Connect a known good spark plug to a spark plug wire and ground the threads to the engine while cranking. If there's spark to the electrode you know the coil is good and it's sending current through the wire.
If you don't have a known good coil wire to substitute, try hooking a spark plug to the coil wire and grounding it to the engine. Then crank the engine to see if there is spark.
Do you mean you have no spark?? if so, start with looking at the coil packs usually these are the main reason for no spark, if your coil packs are good then work your way backwards with the electrical system. posible ecu fault
If you're not getting any spark at the plugs, check and see if you're getting power to the distributor. If you are, you might just have a blown fuse for the ECM. It should be a 10 amp fuse (red in color) and should be clearly labeled on your fuse box cover. If it's not, just start pulling fuses one at a time and checking them. I had a similar problem with a Prizm and that's all it was.

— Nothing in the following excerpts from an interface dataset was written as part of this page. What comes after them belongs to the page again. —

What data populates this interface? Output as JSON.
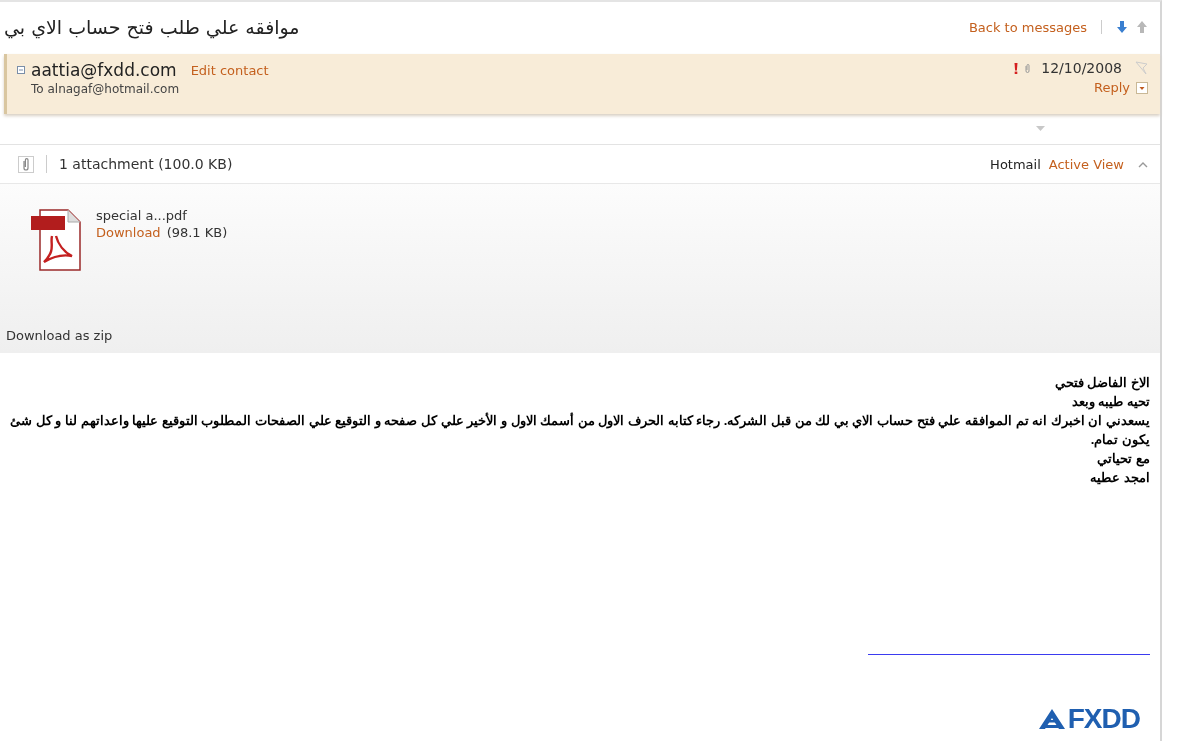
{
  "subject": "موافقه علي طلب فتح حساب الاي بي",
  "nav": {
    "back_link": "Back to messages"
  },
  "header": {
    "sender": "aattia@fxdd.com",
    "edit_link": "Edit contact",
    "recipient": "To alnagaf@hotmail.com",
    "important": true,
    "has_attachment": true,
    "date": "12/10/2008",
    "flagged": false,
    "reply": "Reply",
    "expanded": true
  },
  "attachments": {
    "summary": "1 attachment (100.0 KB)",
    "brand": "Hotmail",
    "view_link": "Active View",
    "files": [
      {
        "name": "special a...pdf",
        "download": "Download",
        "size": "(98.1 KB)"
      }
    ],
    "zip_link": "Download as zip"
  },
  "body": {
    "lines": [
      "الاخ الفاضل فتحي",
      "تحيه طيبه وبعد",
      "يسعدني ان اخبرك انه تم الموافقه علي فتح حساب الاي بي لك من قبل الشركه. رجاء كتابه  الحرف الاول من أسمك الاول و الأخير علي كل صفحه و التوقيع علي الصفحات المطلوب التوقيع عليها واعداتهم لنا و كل شئ يكون تمام.",
      "مع تحياتي",
      "امجد عطيه"
    ],
    "logo": "FXDD"
  }
}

The spark plugs are located below the 'coil pack' in a hollow tube in the head. You must remove the spark coil retaining screw to access the removal of the soark coil. The reoval with expose the spark plug at the bottom of the hollow tube in the head. The total spark coil is about 6-7" long and when it comes out that is when you will see the spark plug at the bottom of that tube. It sounds difficult to find but once you know it is easy. There is no coil wire(typical spark plug wire) attached to the spark coil. It is fed by a special connector on the side of the spark coil. Look on the side that has the least number of hoses and equipment in the way. Find the top of the spark coil (about 1-3/4-2" in dia) with a wire connected on the side. There is a single small metric bolt holding the spark coil in place. It will not come out until that screw is removed. I hope that this helps. I was lost the first time I looked for it myself. I had the code and wanted to find the spark coil. Good luck